**ASSIGNMENT**
Your answer must be the full set of entries, repeated exactly.

**DATA IN THIS EXERCISE**
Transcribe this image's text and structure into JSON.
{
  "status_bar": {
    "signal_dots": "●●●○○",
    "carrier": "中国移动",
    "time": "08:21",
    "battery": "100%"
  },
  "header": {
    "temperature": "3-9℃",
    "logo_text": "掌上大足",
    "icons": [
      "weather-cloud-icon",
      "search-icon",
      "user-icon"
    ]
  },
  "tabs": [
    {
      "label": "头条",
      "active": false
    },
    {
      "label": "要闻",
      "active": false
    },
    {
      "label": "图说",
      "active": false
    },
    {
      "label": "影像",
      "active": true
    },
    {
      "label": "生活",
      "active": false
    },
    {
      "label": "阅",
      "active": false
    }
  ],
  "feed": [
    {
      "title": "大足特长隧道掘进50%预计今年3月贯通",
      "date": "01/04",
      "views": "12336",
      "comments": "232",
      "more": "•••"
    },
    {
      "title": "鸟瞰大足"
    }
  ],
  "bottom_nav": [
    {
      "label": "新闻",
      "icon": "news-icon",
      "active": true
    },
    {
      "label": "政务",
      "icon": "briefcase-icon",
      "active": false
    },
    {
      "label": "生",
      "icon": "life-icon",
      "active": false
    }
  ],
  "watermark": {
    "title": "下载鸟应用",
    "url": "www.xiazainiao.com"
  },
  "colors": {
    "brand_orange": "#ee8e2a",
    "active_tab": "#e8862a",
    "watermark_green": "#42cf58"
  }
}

**THE ANSWER**
Transcribe this image's text and structure into JSON.
{
  "status_bar": {
    "signal_dots": "●●●○○",
    "carrier": "中国移动",
    "time": "08:21",
    "battery": "100%"
  },
  "header": {
    "temperature": "3-9℃",
    "logo_text": "掌上大足",
    "icons": [
      "weather-cloud-icon",
      "search-icon",
      "user-icon"
    ]
  },
  "tabs": [
    {
      "label": "头条",
      "active": false
    },
    {
      "label": "要闻",
      "active": false
    },
    {
      "label": "图说",
      "active": false
    },
    {
      "label": "影像",
      "active": true
    },
    {
      "label": "生活",
      "active": false
    },
    {
      "label": "阅",
      "active": false
    }
  ],
  "feed": [
    {
      "title": "大足特长隧道掘进50%预计今年3月贯通",
      "date": "01/04",
      "views": "12336",
      "comments": "232",
      "more": "•••"
    },
    {
      "title": "鸟瞰大足"
    }
  ],
  "bottom_nav": [
    {
      "label": "新闻",
      "icon": "news-icon",
      "active": true
    },
    {
      "label": "政务",
      "icon": "briefcase-icon",
      "active": false
    },
    {
      "label": "生",
      "icon": "life-icon",
      "active": false
    }
  ],
  "watermark": {
    "title": "下载鸟应用",
    "url": "www.xiazainiao.com"
  },
  "colors": {
    "brand_orange": "#ee8e2a",
    "active_tab": "#e8862a",
    "watermark_green": "#42cf58"
  }
}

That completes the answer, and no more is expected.